Graphical user interface, text, application  Description automatically generated

I was supposed to go to a Future of London virtual meeting in the afternoon on planning, but with everything else going on at the moment I didn’t make it.

So back to my two-legged Lampton Leisure updates, starting with the Lampton Chair on Wednesday, to be followed by council officers and Samia Chaudhary on Thursday. Of course all our plans have been thrown somewhat into disarray by the return of Lockdown II – The Virus Strikes Back. The staff transition took place on Sunday and has gone very smoothly. They are all now on the London Living Wage and there is work to be done readying the centres to open, we hope in early December, lockdown allowing. Lampton have hired a new leisure MD who will start a week on Monday so that will take some of the strain from the existing management. Our contract with Fusion Leisure is at an end and the future will be very positive I think, if it ever happens!

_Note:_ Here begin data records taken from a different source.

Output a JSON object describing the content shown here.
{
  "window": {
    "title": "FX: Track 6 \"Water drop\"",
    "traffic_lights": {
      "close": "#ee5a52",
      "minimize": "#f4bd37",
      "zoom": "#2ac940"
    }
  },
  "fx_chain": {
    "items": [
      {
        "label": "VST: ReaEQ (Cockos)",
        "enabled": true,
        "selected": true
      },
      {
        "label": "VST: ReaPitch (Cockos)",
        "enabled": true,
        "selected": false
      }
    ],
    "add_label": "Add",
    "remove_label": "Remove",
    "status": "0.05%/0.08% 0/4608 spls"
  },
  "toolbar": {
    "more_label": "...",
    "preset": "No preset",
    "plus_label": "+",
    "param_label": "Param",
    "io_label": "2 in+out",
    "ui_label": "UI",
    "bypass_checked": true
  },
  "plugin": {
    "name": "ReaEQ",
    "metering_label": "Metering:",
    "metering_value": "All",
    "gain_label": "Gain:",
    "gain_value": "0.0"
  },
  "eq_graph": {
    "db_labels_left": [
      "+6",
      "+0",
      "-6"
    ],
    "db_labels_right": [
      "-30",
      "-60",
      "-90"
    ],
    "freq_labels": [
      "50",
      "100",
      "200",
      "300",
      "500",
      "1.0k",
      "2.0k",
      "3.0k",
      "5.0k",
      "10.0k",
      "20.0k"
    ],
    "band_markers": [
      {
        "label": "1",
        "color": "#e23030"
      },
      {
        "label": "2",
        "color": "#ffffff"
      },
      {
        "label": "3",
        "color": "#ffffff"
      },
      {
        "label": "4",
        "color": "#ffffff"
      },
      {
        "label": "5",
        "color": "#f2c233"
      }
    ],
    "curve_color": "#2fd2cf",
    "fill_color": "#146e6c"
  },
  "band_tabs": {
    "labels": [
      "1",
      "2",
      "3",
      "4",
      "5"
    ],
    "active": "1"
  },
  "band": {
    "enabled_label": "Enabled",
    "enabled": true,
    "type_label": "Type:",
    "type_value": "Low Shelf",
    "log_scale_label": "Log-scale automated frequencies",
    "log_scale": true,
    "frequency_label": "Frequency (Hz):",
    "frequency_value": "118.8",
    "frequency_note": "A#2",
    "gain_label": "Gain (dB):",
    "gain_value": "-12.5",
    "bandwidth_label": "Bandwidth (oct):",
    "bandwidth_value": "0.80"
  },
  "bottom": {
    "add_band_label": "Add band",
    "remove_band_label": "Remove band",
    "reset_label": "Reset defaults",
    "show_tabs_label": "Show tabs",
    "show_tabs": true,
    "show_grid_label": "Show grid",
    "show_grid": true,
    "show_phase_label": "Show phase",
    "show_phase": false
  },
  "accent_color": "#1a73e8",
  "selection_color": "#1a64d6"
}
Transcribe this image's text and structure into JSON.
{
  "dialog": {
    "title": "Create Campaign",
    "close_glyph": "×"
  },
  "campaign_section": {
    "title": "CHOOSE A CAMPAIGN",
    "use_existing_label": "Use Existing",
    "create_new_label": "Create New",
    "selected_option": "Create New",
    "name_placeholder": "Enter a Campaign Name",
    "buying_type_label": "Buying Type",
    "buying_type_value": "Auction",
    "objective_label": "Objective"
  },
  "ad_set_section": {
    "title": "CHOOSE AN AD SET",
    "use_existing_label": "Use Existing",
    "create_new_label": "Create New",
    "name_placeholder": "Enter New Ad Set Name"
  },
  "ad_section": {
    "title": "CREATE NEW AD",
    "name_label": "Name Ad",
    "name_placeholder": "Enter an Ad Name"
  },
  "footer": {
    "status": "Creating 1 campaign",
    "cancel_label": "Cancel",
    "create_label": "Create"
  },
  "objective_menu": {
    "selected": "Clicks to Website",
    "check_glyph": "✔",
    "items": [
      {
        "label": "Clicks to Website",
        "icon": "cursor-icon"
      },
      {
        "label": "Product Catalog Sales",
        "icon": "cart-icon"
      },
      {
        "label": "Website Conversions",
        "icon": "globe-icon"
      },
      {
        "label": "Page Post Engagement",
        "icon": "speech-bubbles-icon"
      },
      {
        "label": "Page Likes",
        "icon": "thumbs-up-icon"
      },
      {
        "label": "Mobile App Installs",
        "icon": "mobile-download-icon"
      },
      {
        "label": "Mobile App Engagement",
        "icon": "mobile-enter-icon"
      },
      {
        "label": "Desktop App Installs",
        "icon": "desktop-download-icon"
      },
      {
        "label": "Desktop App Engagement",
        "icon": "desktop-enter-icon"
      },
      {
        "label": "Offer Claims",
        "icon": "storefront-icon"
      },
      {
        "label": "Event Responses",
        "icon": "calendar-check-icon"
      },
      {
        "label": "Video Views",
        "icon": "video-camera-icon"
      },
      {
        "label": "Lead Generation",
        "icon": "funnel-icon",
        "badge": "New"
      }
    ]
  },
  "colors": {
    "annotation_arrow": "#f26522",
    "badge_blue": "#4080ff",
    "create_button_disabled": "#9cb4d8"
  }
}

Later on Wednesday afternoon we have our regular transport update. Loads of scrutiny of what we’ve done so far, some popular, some not, and we will very shortly be into the first round of independent interim reviews, which will likely lead to some changes, minor or radical. Some people are very exercised , which is fine, but threats on social media are definitely not fine. It’s also wearying to read people saying we’re declaring war on cars: I’m afraid that is arrant nonsense, but I do want people to think twice about using their cars and avoid it when they can. I will continue to use mine when I need it but I’ve discovered I actually need it very rarely.

Just about blogged out, a sunny afternoon beckons and I will no doubt have a new shovel load of emails when I look there. Looks like the Orange Caligula will have to resort to Caligula tactics if he wants to keep power, which is a bit better than it was when I abandoned the utterly useless TV programmes and newspaper websites in the early hours of Wednesday. We really need Peter Snow back.

Oh, (sorry about keeping doing this but…) it was gorgeous yesterday evening down Ferry Quays way.

A large body of water surrounded by trees  Description automatically generated

Cllr Guy Lambert

November 5, 2020

Bookmark and Share